THE PROBLEM =
Without including any pictures, reproduce all the lines below word for word.

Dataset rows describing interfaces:
————

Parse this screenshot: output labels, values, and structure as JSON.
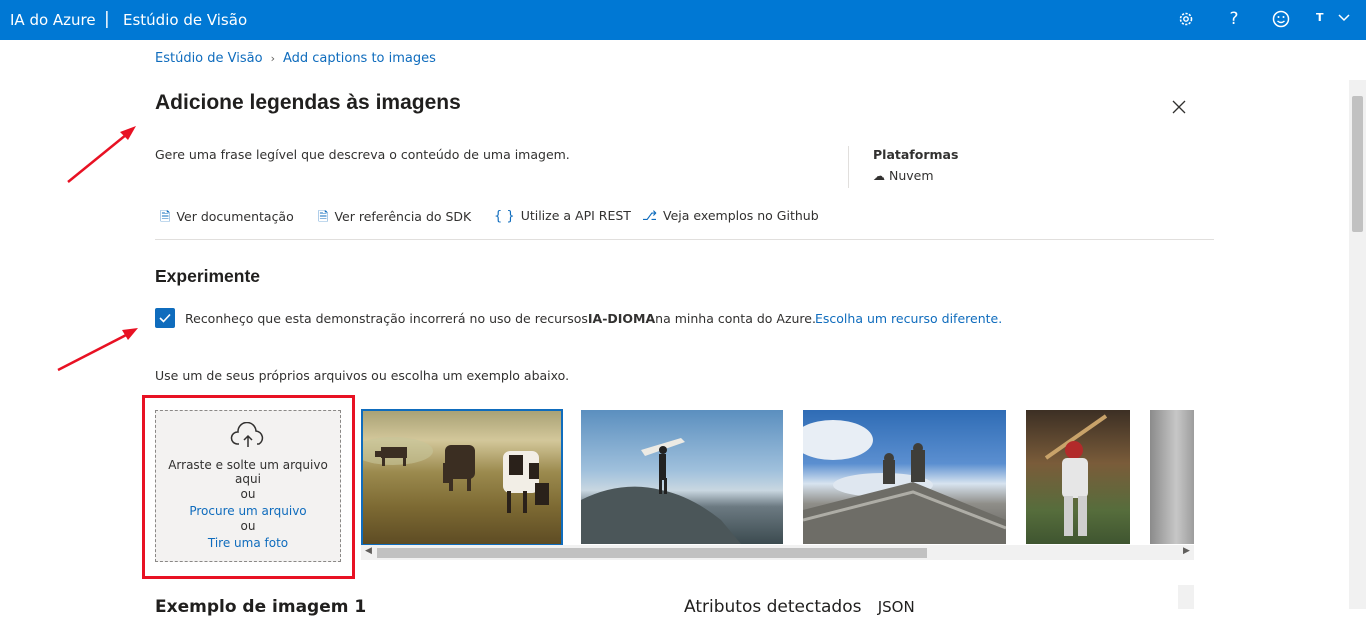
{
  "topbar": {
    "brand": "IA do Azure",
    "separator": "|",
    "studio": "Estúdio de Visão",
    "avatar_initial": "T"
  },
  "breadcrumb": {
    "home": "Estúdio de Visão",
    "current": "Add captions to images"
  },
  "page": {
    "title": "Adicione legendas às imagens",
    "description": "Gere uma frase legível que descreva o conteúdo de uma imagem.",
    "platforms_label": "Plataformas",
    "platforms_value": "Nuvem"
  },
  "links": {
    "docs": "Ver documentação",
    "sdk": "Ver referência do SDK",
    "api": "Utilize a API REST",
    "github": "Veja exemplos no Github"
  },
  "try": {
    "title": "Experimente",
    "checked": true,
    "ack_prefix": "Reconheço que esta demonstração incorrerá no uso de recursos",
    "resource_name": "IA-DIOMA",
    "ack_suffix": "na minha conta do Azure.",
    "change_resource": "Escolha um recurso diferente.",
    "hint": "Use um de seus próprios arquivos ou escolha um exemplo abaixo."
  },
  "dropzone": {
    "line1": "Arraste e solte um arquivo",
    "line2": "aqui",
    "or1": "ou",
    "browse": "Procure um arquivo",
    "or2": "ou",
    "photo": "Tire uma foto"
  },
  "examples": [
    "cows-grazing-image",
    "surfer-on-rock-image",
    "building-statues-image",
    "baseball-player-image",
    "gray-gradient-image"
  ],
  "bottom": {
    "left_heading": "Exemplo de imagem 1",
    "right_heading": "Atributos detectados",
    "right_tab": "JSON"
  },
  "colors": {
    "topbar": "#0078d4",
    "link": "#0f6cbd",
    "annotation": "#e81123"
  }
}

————

WRITTEN SOLUTION =
Parse this screenshot: output labels, values, and structure as JSON.
{
  "topbar": {
    "brand": "IA do Azure",
    "separator": "|",
    "studio": "Estúdio de Visão",
    "avatar_initial": "T"
  },
  "breadcrumb": {
    "home": "Estúdio de Visão",
    "current": "Add captions to images"
  },
  "page": {
    "title": "Adicione legendas às imagens",
    "description": "Gere uma frase legível que descreva o conteúdo de uma imagem.",
    "platforms_label": "Plataformas",
    "platforms_value": "Nuvem"
  },
  "links": {
    "docs": "Ver documentação",
    "sdk": "Ver referência do SDK",
    "api": "Utilize a API REST",
    "github": "Veja exemplos no Github"
  },
  "try": {
    "title": "Experimente",
    "checked": true,
    "ack_prefix": "Reconheço que esta demonstração incorrerá no uso de recursos",
    "resource_name": "IA-DIOMA",
    "ack_suffix": "na minha conta do Azure.",
    "change_resource": "Escolha um recurso diferente.",
    "hint": "Use um de seus próprios arquivos ou escolha um exemplo abaixo."
  },
  "dropzone": {
    "line1": "Arraste e solte um arquivo",
    "line2": "aqui",
    "or1": "ou",
    "browse": "Procure um arquivo",
    "or2": "ou",
    "photo": "Tire uma foto"
  },
  "examples": [
    "cows-grazing-image",
    "surfer-on-rock-image",
    "building-statues-image",
    "baseball-player-image",
    "gray-gradient-image"
  ],
  "bottom": {
    "left_heading": "Exemplo de imagem 1",
    "right_heading": "Atributos detectados",
    "right_tab": "JSON"
  },
  "colors": {
    "topbar": "#0078d4",
    "link": "#0f6cbd",
    "annotation": "#e81123"
  }
}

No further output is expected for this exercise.